======== Supplied records ========
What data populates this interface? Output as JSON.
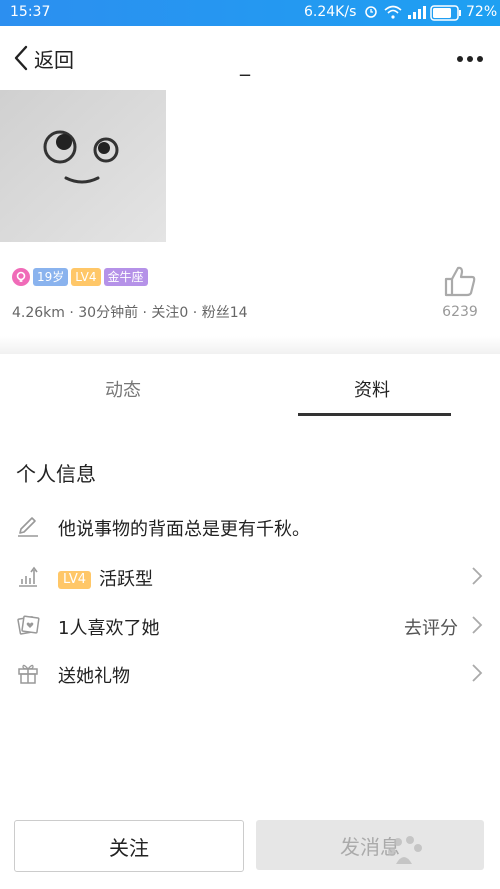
{
  "status_bar": {
    "time": "15:37",
    "network_speed": "6.24K/s",
    "battery": "72%"
  },
  "nav": {
    "back_label": "返回",
    "title": "_"
  },
  "profile": {
    "age": "19岁",
    "level": "LV4",
    "zodiac": "金牛座",
    "meta": "4.26km · 30分钟前 · 关注0 · 粉丝14",
    "likes": "6239"
  },
  "tabs": [
    {
      "label": "动态"
    },
    {
      "label": "资料"
    }
  ],
  "info": {
    "title": "个人信息",
    "bio": "他说事物的背面总是更有千秋。",
    "activity_level": "LV4",
    "activity_label": "活跃型",
    "likes_text": "1人喜欢了她",
    "rate_label": "去评分",
    "gift_label": "送她礼物"
  },
  "footer": {
    "follow_label": "关注",
    "message_label": "发消息"
  },
  "colors": {
    "accent": "#1e9df2",
    "gender": "#f06bb8",
    "age": "#8ab3ee",
    "level": "#ffc768",
    "zodiac": "#b592e8"
  },
  "icons": [
    "alarm-icon",
    "wifi-icon",
    "signal-icon",
    "battery-icon",
    "back-chevron-icon",
    "more-icon",
    "like-icon",
    "edit-icon",
    "activity-chart-icon",
    "photo-heart-icon",
    "gift-icon",
    "chevron-right-icon"
  ]
}
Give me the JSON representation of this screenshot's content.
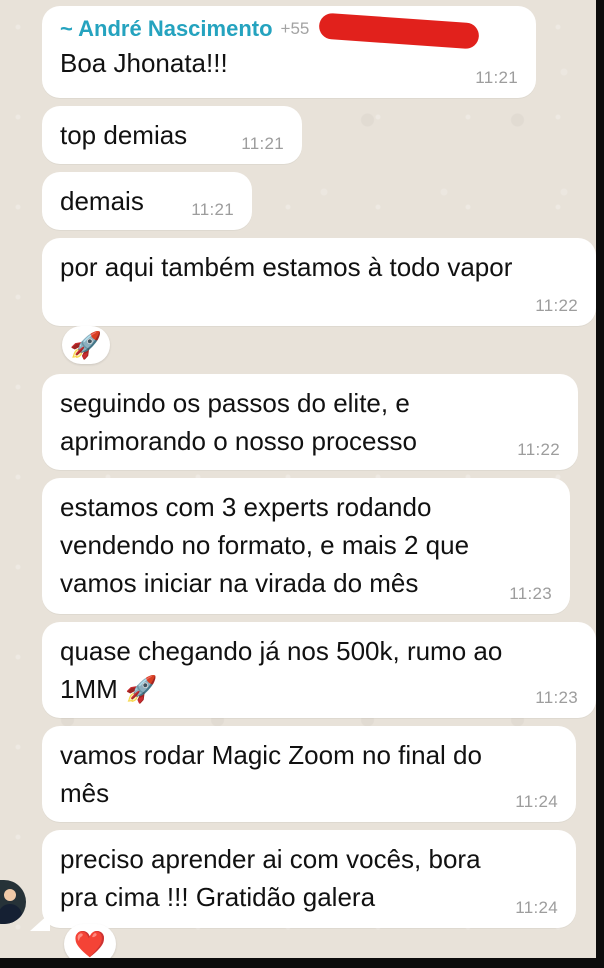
{
  "sender": {
    "name": "~ André Nascimento",
    "phone_prefix": "+55"
  },
  "messages": [
    {
      "text": "Boa Jhonata!!!",
      "time": "11:21"
    },
    {
      "text": "top demias",
      "time": "11:21"
    },
    {
      "text": "demais",
      "time": "11:21"
    },
    {
      "text": "por aqui também estamos à todo vapor",
      "time": "11:22",
      "reaction": "🚀"
    },
    {
      "line1": "seguindo os passos do elite, e",
      "line2": "aprimorando o nosso processo",
      "time": "11:22"
    },
    {
      "line1": "estamos com 3 experts rodando",
      "line2": "vendendo no formato, e mais 2 que",
      "line3": "vamos iniciar na virada do mês",
      "time": "11:23"
    },
    {
      "line1": "quase chegando já nos 500k, rumo ao",
      "line2": "1MM 🚀",
      "time": "11:23"
    },
    {
      "line1": "vamos rodar Magic Zoom no final do",
      "line2": "mês",
      "time": "11:24"
    },
    {
      "line1": "preciso aprender ai com vocês, bora",
      "line2": "pra cima !!! Gratidão galera",
      "time": "11:24",
      "reaction": "❤️"
    }
  ]
}
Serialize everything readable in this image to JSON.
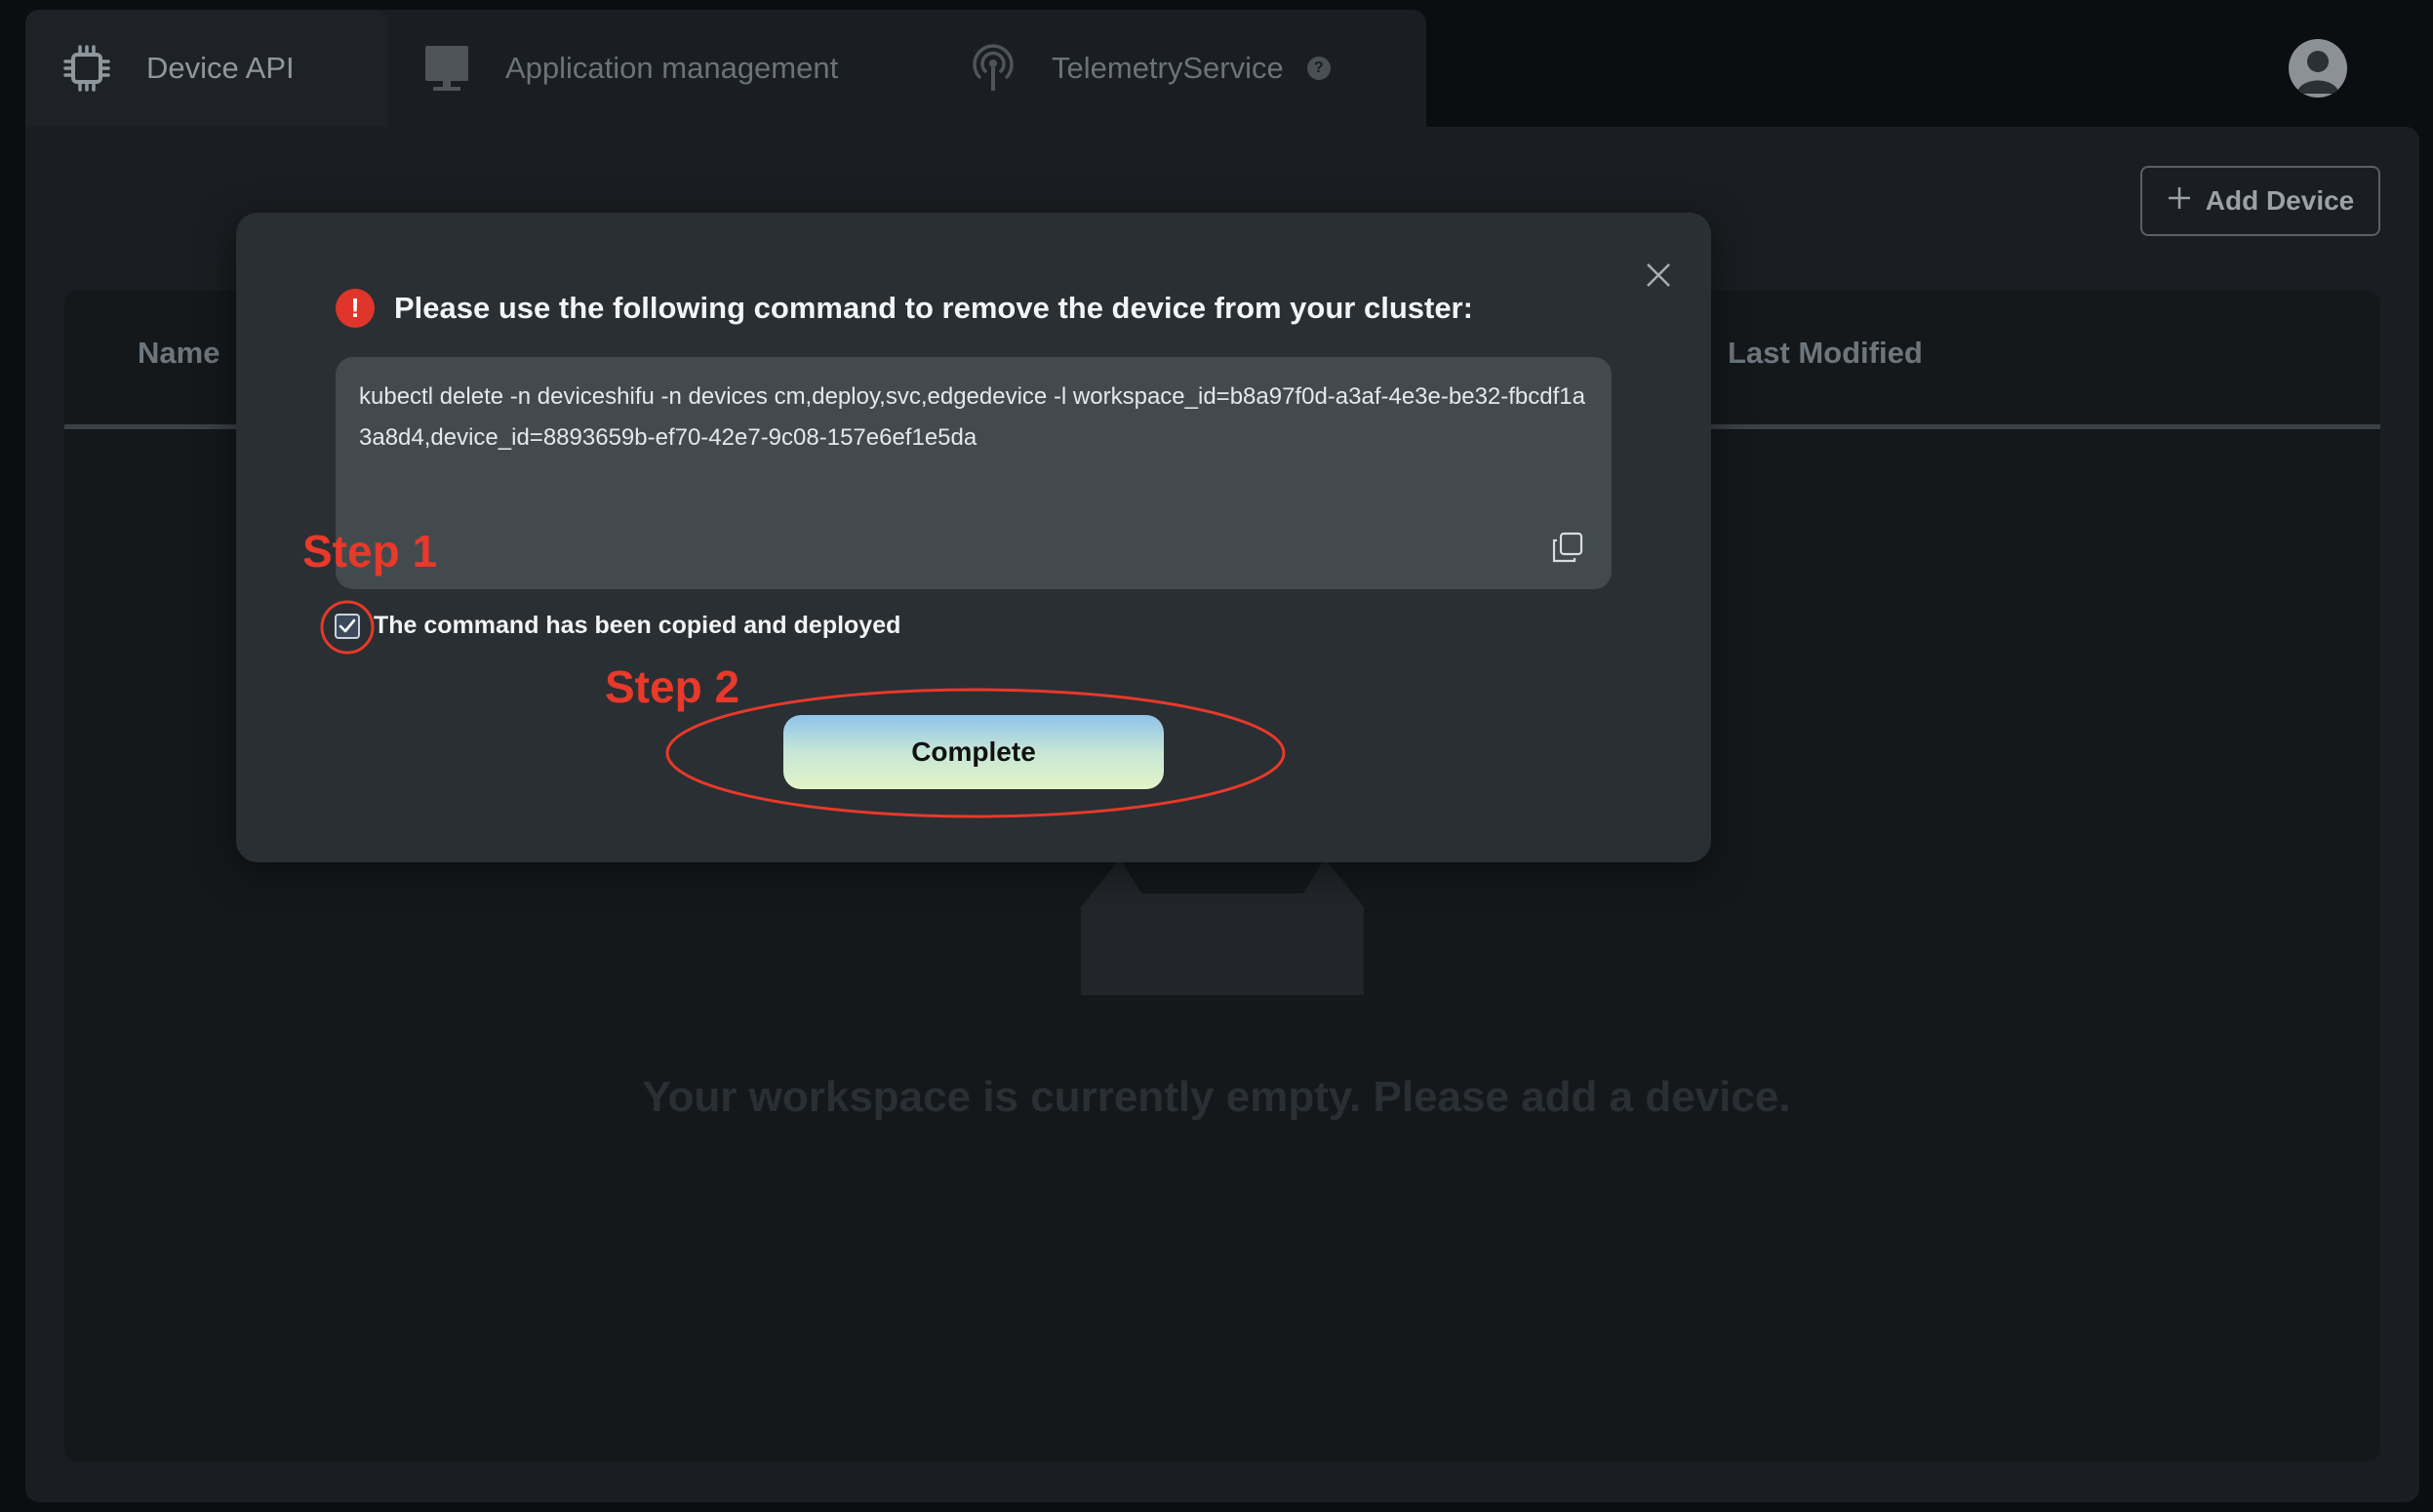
{
  "tabs": [
    {
      "label": "Device API",
      "icon": "chip-icon",
      "active": true
    },
    {
      "label": "Application management",
      "icon": "monitor-icon",
      "active": false
    },
    {
      "label": "TelemetryService",
      "icon": "antenna-icon",
      "active": false,
      "help_badge": "?"
    }
  ],
  "header": {
    "add_device_label": "Add Device",
    "add_icon": "plus-icon",
    "avatar_icon": "user-avatar-icon"
  },
  "table": {
    "columns": [
      "Name",
      "Last Modified"
    ]
  },
  "empty_state": {
    "message": "Your workspace is currently empty. Please add a device.",
    "icon": "empty-box-icon"
  },
  "modal": {
    "title": "Please use the following command to remove the device from your cluster:",
    "alert_icon": "exclamation-icon",
    "alert_glyph": "!",
    "command": "kubectl delete -n deviceshifu -n devices cm,deploy,svc,edgedevice -l workspace_id=b8a97f0d-a3af-4e3e-be32-fbcdf1a3a8d4,device_id=8893659b-ef70-42e7-9c08-157e6ef1e5da",
    "copy_icon": "copy-icon",
    "close_icon": "close-icon",
    "checkbox_label": "The command has been copied and deployed",
    "checkbox_checked": true,
    "complete_label": "Complete"
  },
  "annotations": {
    "step1": "Step 1",
    "step2": "Step 2",
    "color": "#e8392a"
  },
  "colors": {
    "background": "#0b0d10",
    "panel": "#1a1d21",
    "modal": "#2a2f33",
    "command_box": "#424a4e",
    "alert": "#e0352b"
  }
}
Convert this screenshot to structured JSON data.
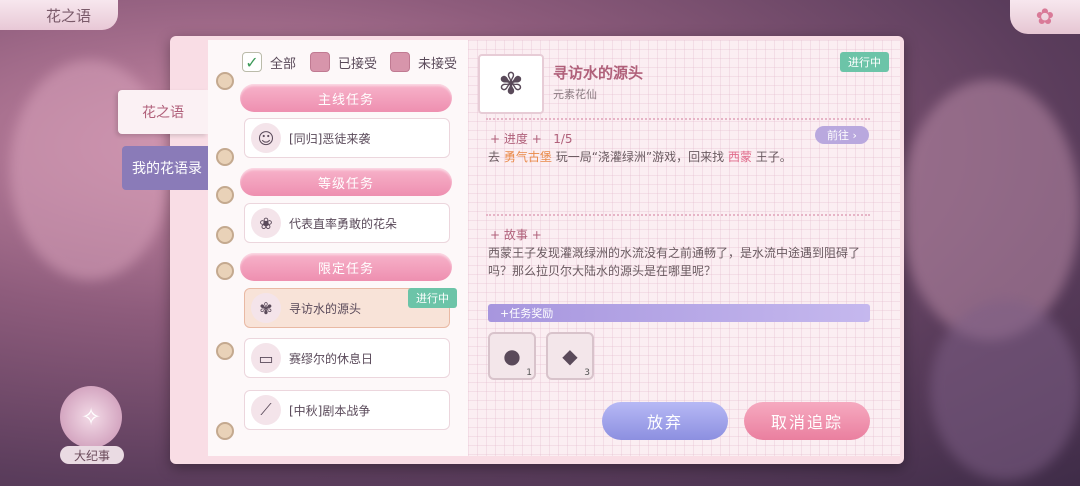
{
  "top_tab": "花之语",
  "close_icon": "flower-close-icon",
  "side_tabs": [
    "花之语",
    "我的花语录"
  ],
  "filters": [
    {
      "label": "全部",
      "checked": true
    },
    {
      "label": "已接受",
      "checked": false
    },
    {
      "label": "未接受",
      "checked": false
    }
  ],
  "sections": {
    "main": "主线任务",
    "level": "等级任务",
    "limited": "限定任务"
  },
  "tasks": [
    {
      "label": "[同归]恶徒来袭",
      "icon": "character-portrait-icon"
    },
    {
      "label": "代表直率勇敢的花朵",
      "icon": "flower-wreath-icon"
    },
    {
      "label": "寻访水的源头",
      "icon": "water-flower-icon",
      "badge": "进行中"
    },
    {
      "label": "赛缪尔的休息日",
      "icon": "paper-note-icon"
    },
    {
      "label": "[中秋]剧本战争",
      "icon": "branch-icon"
    }
  ],
  "detail": {
    "status": "进行中",
    "title": "寻访水的源头",
    "subtitle": "元素花仙",
    "progress_label": "进度",
    "progress_value": "1/5",
    "go_button": "前往",
    "progress_text_1": "去",
    "location": "勇气古堡",
    "progress_text_2": "玩一局“浇灌绿洲”游戏，回来找",
    "npc": "西蒙",
    "progress_text_3": "王子。",
    "story_label": "故事",
    "story_text": "西蒙王子发现灌溉绿洲的水流没有之前通畅了，是水流中途遇到阻碍了吗？那么拉贝尔大陆水的源头是在哪里呢？",
    "reward_label": "任务奖励",
    "rewards": [
      {
        "icon": "seed-bag-icon",
        "count": "1"
      },
      {
        "icon": "gem-icon",
        "count": "3"
      }
    ],
    "btn_giveup": "放弃",
    "btn_untrack": "取消追踪"
  },
  "chronicle_label": "大纪事"
}
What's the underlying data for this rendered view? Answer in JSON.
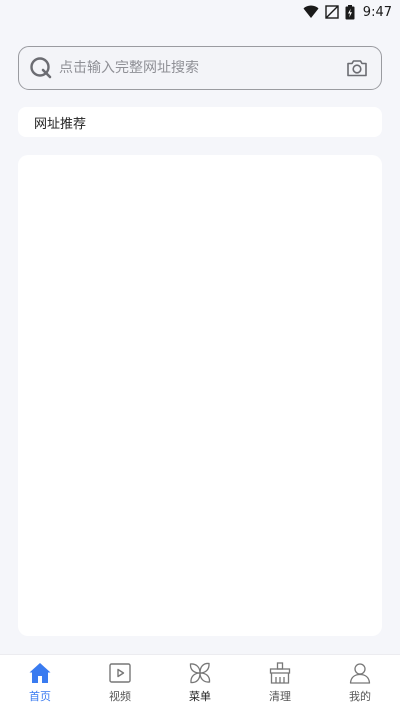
{
  "status_bar": {
    "time": "9:47",
    "icons": [
      "wifi-icon",
      "no-signal-icon",
      "battery-charging-icon"
    ]
  },
  "search": {
    "placeholder": "点击输入完整网址搜索",
    "value": "",
    "left_icon": "search-icon",
    "right_icon": "camera-icon"
  },
  "recommend": {
    "label": "网址推荐"
  },
  "bottom_nav": {
    "active_color": "#3a7bf0",
    "items": [
      {
        "label": "首页",
        "icon": "home-icon"
      },
      {
        "label": "视频",
        "icon": "video-icon"
      },
      {
        "label": "菜单",
        "icon": "menu-flower-icon"
      },
      {
        "label": "清理",
        "icon": "broom-icon"
      },
      {
        "label": "我的",
        "icon": "person-icon"
      }
    ]
  }
}
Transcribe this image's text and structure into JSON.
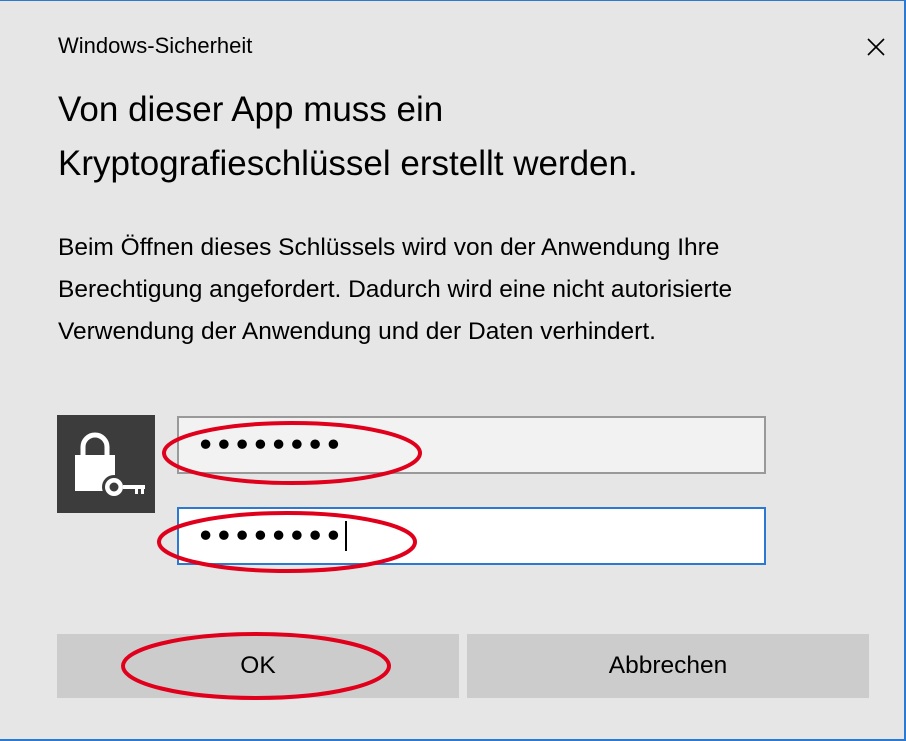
{
  "dialog": {
    "title": "Windows-Sicherheit",
    "close_icon": "close-icon",
    "heading_line1": "Von dieser App muss ein",
    "heading_line2": "Kryptografieschlüssel erstellt werden.",
    "description": "Beim Öffnen dieses Schlüssels wird von der Anwendung Ihre Berechtigung angefordert. Dadurch wird eine nicht autorisierte Verwendung der Anwendung und der Daten verhindert.",
    "key_icon": "lock-key-icon",
    "password_field": "••••••••",
    "confirm_password_field": "••••••••",
    "ok_label": "OK",
    "cancel_label": "Abbrechen"
  },
  "colors": {
    "dialog_background": "#e6e6e6",
    "accent_border": "#2b79d0",
    "button_background": "#cccccc",
    "icon_tile": "#3c3c3c",
    "highlight_ellipse": "#e0001b"
  },
  "annotations": {
    "highlight_markers": [
      "password-field",
      "confirm-password-field",
      "ok-button"
    ]
  }
}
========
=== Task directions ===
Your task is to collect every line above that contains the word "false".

=== Solution ===
      "active": false
      "active": false,
      "checked": false
      "checked": false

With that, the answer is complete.